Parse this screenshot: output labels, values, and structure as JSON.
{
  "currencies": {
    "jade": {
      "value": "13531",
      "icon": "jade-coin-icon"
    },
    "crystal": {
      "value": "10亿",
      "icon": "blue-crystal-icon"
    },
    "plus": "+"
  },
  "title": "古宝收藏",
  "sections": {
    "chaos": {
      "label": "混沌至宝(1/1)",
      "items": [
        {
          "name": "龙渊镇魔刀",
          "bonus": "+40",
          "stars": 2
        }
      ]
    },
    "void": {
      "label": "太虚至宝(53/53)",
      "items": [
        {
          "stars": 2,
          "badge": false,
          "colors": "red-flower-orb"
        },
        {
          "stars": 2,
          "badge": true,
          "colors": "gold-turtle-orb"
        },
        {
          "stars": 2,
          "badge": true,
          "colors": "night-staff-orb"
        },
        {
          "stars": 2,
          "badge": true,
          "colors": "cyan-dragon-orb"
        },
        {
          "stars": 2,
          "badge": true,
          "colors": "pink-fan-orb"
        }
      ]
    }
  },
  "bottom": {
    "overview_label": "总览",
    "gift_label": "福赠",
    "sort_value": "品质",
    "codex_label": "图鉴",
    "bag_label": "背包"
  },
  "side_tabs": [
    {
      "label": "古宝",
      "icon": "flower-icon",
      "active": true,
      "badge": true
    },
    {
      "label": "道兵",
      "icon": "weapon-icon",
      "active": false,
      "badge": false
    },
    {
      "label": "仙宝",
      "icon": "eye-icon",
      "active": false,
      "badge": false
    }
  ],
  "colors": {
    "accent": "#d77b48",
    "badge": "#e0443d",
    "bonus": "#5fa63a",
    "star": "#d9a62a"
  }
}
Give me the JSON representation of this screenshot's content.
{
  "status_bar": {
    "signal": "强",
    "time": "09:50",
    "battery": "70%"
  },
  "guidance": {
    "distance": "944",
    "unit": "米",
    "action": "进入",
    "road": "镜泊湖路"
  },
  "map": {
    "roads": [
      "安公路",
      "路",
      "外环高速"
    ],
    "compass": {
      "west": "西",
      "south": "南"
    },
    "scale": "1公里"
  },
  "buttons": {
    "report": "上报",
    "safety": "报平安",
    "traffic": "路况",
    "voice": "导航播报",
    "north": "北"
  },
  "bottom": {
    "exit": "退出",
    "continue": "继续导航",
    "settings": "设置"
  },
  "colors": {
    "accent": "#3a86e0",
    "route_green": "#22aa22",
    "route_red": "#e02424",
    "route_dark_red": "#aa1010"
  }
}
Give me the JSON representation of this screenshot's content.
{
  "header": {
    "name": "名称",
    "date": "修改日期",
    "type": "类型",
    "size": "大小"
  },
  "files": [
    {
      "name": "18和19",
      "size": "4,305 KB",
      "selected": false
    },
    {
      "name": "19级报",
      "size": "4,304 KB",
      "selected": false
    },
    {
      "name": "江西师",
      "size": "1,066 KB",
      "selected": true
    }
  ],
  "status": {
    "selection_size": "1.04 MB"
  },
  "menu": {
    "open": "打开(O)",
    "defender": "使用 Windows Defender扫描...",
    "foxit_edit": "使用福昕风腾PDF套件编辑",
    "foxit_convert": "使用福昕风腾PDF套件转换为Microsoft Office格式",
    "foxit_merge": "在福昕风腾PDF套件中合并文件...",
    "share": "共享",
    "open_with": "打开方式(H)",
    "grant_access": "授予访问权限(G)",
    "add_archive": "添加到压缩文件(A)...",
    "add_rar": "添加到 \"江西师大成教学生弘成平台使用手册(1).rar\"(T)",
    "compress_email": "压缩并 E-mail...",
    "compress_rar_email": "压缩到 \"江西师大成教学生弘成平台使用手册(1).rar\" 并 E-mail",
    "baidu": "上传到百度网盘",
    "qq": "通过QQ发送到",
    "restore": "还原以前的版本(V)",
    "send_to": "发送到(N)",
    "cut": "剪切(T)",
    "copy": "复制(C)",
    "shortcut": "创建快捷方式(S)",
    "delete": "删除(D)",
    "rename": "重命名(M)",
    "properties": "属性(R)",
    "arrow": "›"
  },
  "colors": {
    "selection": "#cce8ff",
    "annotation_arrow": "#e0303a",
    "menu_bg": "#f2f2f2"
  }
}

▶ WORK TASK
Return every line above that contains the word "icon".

▶ YOUR SOLUTION
      "icon": "jade-coin-icon"
      "icon": "blue-crystal-icon"
      "icon": "flower-icon",
      "icon": "weapon-icon",
      "icon": "eye-icon",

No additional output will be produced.